(Website and app data records)
════════════════

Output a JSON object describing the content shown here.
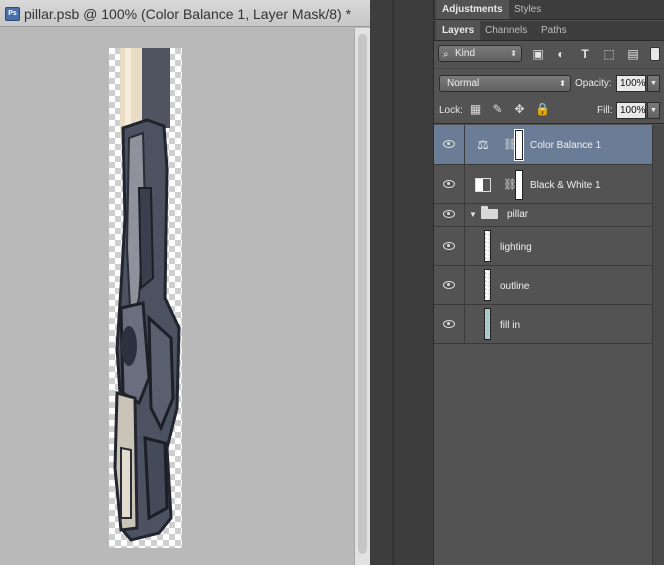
{
  "document": {
    "title": "pillar.psb @ 100% (Color Balance 1, Layer Mask/8) *",
    "icon": "ps-document-icon"
  },
  "panels": {
    "top_tabs": [
      {
        "label": "Adjustments",
        "active": true
      },
      {
        "label": "Styles",
        "active": false
      }
    ],
    "layer_tabs": [
      {
        "label": "Layers",
        "active": true
      },
      {
        "label": "Channels",
        "active": false
      },
      {
        "label": "Paths",
        "active": false
      }
    ],
    "filter": {
      "kind_label": "Kind",
      "icons": [
        "image-filter-icon",
        "adjustment-filter-icon",
        "type-filter-icon",
        "shape-filter-icon",
        "smart-object-filter-icon"
      ]
    },
    "blend": {
      "mode": "Normal",
      "opacity_label": "Opacity:",
      "opacity_value": "100%"
    },
    "lock": {
      "label": "Lock:",
      "icons": [
        "lock-transparent-icon",
        "lock-image-icon",
        "lock-position-icon",
        "lock-all-icon"
      ],
      "fill_label": "Fill:",
      "fill_value": "100%"
    },
    "layers": [
      {
        "name": "Color Balance 1",
        "type": "adjustment",
        "visible": true,
        "selected": true
      },
      {
        "name": "Black & White 1",
        "type": "adjustment",
        "visible": true,
        "selected": false
      },
      {
        "name": "pillar",
        "type": "group",
        "visible": true,
        "selected": false,
        "expanded": true
      },
      {
        "name": "lighting",
        "type": "layer",
        "visible": true,
        "selected": false
      },
      {
        "name": "outline",
        "type": "layer",
        "visible": true,
        "selected": false
      },
      {
        "name": "fill in",
        "type": "layer",
        "visible": true,
        "selected": false
      }
    ]
  },
  "colors": {
    "selected_layer": "#6b7d96",
    "panel_bg": "#535353",
    "canvas_bg": "#b9b9b9"
  }
}
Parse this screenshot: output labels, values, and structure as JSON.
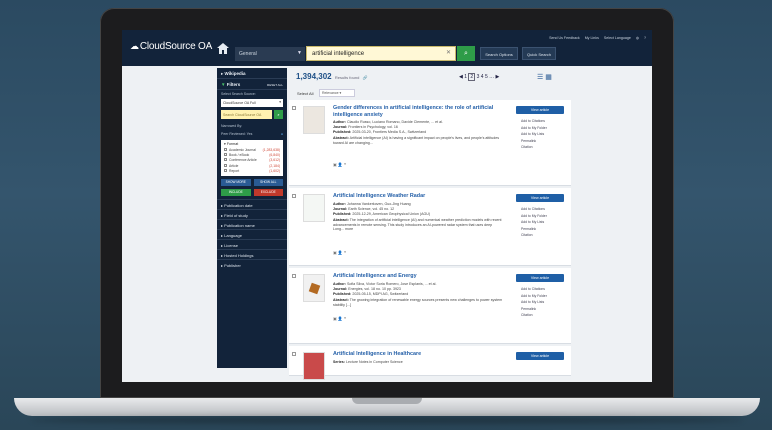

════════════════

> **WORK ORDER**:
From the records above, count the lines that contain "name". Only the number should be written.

> **ANSWER TO THIS TASK**:
6